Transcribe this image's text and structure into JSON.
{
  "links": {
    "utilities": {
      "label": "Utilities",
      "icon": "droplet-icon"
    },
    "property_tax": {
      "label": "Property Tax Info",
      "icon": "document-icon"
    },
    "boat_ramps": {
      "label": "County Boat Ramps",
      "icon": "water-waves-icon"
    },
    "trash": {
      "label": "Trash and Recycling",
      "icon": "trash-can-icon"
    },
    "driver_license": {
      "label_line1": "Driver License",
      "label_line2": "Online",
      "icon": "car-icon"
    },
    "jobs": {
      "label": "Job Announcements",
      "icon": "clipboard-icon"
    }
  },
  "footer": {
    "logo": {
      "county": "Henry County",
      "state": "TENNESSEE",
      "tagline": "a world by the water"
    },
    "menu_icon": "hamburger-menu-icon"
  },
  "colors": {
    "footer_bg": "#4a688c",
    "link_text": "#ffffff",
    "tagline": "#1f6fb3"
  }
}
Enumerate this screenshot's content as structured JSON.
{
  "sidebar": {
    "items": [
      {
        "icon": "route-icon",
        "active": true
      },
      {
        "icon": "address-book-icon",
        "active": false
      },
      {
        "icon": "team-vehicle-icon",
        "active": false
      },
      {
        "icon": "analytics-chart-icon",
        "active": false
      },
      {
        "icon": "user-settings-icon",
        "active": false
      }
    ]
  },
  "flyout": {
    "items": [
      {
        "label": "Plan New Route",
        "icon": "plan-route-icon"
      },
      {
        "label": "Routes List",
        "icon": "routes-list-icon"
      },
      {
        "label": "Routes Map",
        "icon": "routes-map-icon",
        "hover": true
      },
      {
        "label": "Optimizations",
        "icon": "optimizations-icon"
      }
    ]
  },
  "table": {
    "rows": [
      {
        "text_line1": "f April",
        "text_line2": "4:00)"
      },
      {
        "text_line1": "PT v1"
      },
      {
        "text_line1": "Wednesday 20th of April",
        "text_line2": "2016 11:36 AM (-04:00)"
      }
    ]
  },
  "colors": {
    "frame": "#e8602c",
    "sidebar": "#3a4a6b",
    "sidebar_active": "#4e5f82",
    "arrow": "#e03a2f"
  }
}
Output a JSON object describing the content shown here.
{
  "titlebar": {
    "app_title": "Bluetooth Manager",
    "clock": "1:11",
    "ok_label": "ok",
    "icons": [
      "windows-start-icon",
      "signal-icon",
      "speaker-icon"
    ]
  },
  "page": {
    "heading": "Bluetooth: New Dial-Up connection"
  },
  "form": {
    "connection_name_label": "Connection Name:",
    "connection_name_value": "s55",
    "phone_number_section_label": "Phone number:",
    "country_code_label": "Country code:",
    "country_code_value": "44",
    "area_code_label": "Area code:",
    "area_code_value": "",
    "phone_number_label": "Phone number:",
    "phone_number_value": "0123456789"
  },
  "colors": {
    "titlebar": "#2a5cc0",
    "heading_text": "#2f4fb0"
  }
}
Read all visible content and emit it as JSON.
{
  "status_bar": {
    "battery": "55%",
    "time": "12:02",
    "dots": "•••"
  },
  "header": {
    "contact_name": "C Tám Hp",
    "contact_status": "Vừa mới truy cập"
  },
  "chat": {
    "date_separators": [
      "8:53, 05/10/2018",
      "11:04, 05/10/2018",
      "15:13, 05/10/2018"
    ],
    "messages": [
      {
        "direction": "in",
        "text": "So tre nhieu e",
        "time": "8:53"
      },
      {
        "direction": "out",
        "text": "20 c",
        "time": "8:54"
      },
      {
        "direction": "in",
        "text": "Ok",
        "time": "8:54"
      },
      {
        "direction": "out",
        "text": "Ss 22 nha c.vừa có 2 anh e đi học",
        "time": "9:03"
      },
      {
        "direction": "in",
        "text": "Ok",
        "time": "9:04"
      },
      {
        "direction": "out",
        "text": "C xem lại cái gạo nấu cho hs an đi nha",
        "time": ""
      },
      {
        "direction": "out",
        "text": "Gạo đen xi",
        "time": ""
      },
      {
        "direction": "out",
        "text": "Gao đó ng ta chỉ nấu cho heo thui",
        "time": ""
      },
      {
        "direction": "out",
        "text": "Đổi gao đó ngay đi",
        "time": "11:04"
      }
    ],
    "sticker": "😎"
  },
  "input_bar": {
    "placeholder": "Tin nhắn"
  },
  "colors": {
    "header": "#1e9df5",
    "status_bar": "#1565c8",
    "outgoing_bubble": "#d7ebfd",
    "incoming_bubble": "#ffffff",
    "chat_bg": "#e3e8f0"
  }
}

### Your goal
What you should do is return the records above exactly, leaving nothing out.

### The answer
Transcribe this image's text and structure into JSON.
{
  "links": {
    "utilities": {
      "label": "Utilities",
      "icon": "droplet-icon"
    },
    "property_tax": {
      "label": "Property Tax Info",
      "icon": "document-icon"
    },
    "boat_ramps": {
      "label": "County Boat Ramps",
      "icon": "water-waves-icon"
    },
    "trash": {
      "label": "Trash and Recycling",
      "icon": "trash-can-icon"
    },
    "driver_license": {
      "label_line1": "Driver License",
      "label_line2": "Online",
      "icon": "car-icon"
    },
    "jobs": {
      "label": "Job Announcements",
      "icon": "clipboard-icon"
    }
  },
  "footer": {
    "logo": {
      "county": "Henry County",
      "state": "TENNESSEE",
      "tagline": "a world by the water"
    },
    "menu_icon": "hamburger-menu-icon"
  },
  "colors": {
    "footer_bg": "#4a688c",
    "link_text": "#ffffff",
    "tagline": "#1f6fb3"
  }
}
Enumerate this screenshot's content as structured JSON.
{
  "sidebar": {
    "items": [
      {
        "icon": "route-icon",
        "active": true
      },
      {
        "icon": "address-book-icon",
        "active": false
      },
      {
        "icon": "team-vehicle-icon",
        "active": false
      },
      {
        "icon": "analytics-chart-icon",
        "active": false
      },
      {
        "icon": "user-settings-icon",
        "active": false
      }
    ]
  },
  "flyout": {
    "items": [
      {
        "label": "Plan New Route",
        "icon": "plan-route-icon"
      },
      {
        "label": "Routes List",
        "icon": "routes-list-icon"
      },
      {
        "label": "Routes Map",
        "icon": "routes-map-icon",
        "hover": true
      },
      {
        "label": "Optimizations",
        "icon": "optimizations-icon"
      }
    ]
  },
  "table": {
    "rows": [
      {
        "text_line1": "f April",
        "text_line2": "4:00)"
      },
      {
        "text_line1": "PT v1"
      },
      {
        "text_line1": "Wednesday 20th of April",
        "text_line2": "2016 11:36 AM (-04:00)"
      }
    ]
  },
  "colors": {
    "frame": "#e8602c",
    "sidebar": "#3a4a6b",
    "sidebar_active": "#4e5f82",
    "arrow": "#e03a2f"
  }
}
Output a JSON object describing the content shown here.
{
  "titlebar": {
    "app_title": "Bluetooth Manager",
    "clock": "1:11",
    "ok_label": "ok",
    "icons": [
      "windows-start-icon",
      "signal-icon",
      "speaker-icon"
    ]
  },
  "page": {
    "heading": "Bluetooth: New Dial-Up connection"
  },
  "form": {
    "connection_name_label": "Connection Name:",
    "connection_name_value": "s55",
    "phone_number_section_label": "Phone number:",
    "country_code_label": "Country code:",
    "country_code_value": "44",
    "area_code_label": "Area code:",
    "area_code_value": "",
    "phone_number_label": "Phone number:",
    "phone_number_value": "0123456789"
  },
  "colors": {
    "titlebar": "#2a5cc0",
    "heading_text": "#2f4fb0"
  }
}
Read all visible content and emit it as JSON.
{
  "status_bar": {
    "battery": "55%",
    "time": "12:02",
    "dots": "•••"
  },
  "header": {
    "contact_name": "C Tám Hp",
    "contact_status": "Vừa mới truy cập"
  },
  "chat": {
    "date_separators": [
      "8:53, 05/10/2018",
      "11:04, 05/10/2018",
      "15:13, 05/10/2018"
    ],
    "messages": [
      {
        "direction": "in",
        "text": "So tre nhieu e",
        "time": "8:53"
      },
      {
        "direction": "out",
        "text": "20 c",
        "time": "8:54"
      },
      {
        "direction": "in",
        "text": "Ok",
        "time": "8:54"
      },
      {
        "direction": "out",
        "text": "Ss 22 nha c.vừa có 2 anh e đi học",
        "time": "9:03"
      },
      {
        "direction": "in",
        "text": "Ok",
        "time": "9:04"
      },
      {
        "direction": "out",
        "text": "C xem lại cái gạo nấu cho hs an đi nha",
        "time": ""
      },
      {
        "direction": "out",
        "text": "Gạo đen xi",
        "time": ""
      },
      {
        "direction": "out",
        "text": "Gao đó ng ta chỉ nấu cho heo thui",
        "time": ""
      },
      {
        "direction": "out",
        "text": "Đổi gao đó ngay đi",
        "time": "11:04"
      }
    ],
    "sticker": "😎"
  },
  "input_bar": {
    "placeholder": "Tin nhắn"
  },
  "colors": {
    "header": "#1e9df5",
    "status_bar": "#1565c8",
    "outgoing_bubble": "#d7ebfd",
    "incoming_bubble": "#ffffff",
    "chat_bg": "#e3e8f0"
  }
}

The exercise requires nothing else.